Problem to solve
In the records below, some lines hold the word "title". Copy each of those lines.

Provided data
####

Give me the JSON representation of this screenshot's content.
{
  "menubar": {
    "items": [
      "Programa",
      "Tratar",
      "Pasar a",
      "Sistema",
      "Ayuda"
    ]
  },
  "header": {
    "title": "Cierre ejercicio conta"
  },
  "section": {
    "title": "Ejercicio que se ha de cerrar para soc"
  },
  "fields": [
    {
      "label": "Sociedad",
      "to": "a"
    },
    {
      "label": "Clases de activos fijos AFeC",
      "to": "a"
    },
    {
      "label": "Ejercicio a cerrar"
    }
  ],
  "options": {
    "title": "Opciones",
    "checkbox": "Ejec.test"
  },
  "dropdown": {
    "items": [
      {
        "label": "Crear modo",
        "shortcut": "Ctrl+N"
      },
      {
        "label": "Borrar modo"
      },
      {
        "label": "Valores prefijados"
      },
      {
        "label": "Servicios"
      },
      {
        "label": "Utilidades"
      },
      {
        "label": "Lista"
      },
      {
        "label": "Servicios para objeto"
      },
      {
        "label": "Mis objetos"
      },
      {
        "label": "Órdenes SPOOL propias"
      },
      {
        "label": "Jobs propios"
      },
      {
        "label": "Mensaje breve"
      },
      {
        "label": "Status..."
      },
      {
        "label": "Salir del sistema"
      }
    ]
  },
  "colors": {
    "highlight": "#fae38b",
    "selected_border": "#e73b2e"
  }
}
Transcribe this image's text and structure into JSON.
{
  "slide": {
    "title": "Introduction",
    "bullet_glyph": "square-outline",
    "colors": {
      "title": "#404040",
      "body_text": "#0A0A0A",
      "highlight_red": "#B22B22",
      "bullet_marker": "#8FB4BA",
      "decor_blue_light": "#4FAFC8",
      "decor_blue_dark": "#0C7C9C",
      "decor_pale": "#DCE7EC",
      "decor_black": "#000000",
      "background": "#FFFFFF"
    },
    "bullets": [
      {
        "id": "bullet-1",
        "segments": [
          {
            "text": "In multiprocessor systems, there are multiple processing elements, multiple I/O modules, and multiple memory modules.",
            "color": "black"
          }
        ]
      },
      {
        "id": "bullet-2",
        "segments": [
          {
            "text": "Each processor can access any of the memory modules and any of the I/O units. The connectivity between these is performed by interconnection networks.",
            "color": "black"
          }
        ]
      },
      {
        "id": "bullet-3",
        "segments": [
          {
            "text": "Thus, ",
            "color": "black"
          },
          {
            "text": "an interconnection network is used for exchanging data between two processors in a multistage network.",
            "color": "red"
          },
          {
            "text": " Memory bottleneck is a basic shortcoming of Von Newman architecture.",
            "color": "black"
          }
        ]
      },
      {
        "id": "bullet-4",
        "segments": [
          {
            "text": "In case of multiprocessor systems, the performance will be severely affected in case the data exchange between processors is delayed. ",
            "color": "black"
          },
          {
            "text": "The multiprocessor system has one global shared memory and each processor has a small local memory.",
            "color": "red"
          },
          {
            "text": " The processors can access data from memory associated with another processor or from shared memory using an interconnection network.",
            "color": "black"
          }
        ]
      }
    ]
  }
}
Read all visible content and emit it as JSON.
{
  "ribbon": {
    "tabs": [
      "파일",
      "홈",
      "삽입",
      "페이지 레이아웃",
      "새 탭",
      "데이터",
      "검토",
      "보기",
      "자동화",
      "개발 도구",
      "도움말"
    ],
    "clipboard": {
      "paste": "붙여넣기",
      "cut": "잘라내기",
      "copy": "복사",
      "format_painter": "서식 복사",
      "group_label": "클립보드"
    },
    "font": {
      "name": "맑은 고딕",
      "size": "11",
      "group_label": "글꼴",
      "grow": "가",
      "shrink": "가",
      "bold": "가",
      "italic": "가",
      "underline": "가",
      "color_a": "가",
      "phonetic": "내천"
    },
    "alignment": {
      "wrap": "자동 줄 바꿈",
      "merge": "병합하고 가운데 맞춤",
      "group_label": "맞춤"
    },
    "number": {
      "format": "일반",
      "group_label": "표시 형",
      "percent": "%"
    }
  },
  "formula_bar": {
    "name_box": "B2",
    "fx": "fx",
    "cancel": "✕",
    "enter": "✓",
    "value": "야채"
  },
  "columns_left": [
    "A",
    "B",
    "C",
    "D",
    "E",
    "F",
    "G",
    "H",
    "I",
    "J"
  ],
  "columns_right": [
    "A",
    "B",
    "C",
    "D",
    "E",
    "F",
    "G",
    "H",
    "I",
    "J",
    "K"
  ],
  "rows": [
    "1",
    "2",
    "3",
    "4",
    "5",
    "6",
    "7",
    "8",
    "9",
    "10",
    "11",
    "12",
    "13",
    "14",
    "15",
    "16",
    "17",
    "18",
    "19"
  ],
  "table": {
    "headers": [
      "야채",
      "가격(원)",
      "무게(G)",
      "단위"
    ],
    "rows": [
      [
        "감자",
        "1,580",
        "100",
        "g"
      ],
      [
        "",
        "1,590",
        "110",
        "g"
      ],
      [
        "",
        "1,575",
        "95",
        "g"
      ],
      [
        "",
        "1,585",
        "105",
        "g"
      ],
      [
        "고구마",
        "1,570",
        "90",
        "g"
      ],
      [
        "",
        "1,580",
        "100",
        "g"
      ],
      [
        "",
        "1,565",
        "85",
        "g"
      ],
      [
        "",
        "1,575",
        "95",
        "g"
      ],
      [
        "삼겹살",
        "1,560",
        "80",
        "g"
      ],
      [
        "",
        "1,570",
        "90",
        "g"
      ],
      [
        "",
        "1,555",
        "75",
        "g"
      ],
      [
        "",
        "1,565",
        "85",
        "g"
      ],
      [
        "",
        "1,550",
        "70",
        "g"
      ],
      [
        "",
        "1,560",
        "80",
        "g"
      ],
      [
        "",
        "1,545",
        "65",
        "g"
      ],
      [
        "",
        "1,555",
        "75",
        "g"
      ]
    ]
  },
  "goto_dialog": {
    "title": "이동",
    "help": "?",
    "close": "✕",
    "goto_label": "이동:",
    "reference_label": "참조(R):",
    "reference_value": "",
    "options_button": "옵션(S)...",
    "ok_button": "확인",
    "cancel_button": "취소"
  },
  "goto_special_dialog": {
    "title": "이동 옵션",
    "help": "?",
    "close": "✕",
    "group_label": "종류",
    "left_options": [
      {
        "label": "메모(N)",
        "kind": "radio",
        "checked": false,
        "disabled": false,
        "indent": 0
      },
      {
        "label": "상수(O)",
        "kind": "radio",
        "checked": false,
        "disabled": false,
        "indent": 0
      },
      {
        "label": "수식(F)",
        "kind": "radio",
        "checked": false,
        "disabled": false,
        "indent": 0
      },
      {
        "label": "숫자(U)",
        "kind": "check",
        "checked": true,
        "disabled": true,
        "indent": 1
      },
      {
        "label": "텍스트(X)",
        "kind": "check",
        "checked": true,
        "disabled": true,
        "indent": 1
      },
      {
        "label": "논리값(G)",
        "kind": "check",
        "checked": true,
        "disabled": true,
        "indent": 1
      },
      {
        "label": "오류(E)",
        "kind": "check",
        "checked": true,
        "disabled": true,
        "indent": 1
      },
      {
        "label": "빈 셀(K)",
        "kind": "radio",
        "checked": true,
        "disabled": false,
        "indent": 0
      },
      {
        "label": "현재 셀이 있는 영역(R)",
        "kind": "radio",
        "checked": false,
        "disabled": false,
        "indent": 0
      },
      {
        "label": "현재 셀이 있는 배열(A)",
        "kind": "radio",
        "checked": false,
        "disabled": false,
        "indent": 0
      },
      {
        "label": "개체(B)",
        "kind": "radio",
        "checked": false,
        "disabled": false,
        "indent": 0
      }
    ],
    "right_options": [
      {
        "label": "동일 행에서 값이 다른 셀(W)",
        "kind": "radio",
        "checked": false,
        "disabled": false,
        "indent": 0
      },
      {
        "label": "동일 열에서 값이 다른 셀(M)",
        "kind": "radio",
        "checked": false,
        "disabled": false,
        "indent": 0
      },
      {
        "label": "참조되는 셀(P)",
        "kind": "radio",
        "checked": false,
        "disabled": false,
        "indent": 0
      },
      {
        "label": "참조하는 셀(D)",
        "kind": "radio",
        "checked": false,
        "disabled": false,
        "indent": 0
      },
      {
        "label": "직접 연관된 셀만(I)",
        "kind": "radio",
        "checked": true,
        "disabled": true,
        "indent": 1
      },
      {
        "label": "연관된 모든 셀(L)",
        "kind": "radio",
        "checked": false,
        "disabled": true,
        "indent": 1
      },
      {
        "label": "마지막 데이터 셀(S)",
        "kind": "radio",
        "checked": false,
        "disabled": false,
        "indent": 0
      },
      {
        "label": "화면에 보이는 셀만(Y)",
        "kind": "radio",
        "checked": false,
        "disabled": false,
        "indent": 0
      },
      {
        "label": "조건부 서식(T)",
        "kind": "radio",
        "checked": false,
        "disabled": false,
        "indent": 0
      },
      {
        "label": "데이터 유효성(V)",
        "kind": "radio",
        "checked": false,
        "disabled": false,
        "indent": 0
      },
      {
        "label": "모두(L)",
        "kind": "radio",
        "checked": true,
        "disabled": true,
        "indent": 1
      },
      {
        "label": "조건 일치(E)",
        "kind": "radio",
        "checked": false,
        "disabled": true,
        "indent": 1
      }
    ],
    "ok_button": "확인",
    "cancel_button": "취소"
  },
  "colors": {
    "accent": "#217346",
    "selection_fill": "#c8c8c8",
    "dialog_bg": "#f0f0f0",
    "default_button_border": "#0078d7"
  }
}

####

Response to the exercise
    "title": "Cierre ejercicio conta"
    "title": "Ejercicio que se ha de cerrar para soc"
    "title": "Opciones",
    "title": "Introduction",
      "title": "#404040",
    "title": "이동",
    "title": "이동 옵션",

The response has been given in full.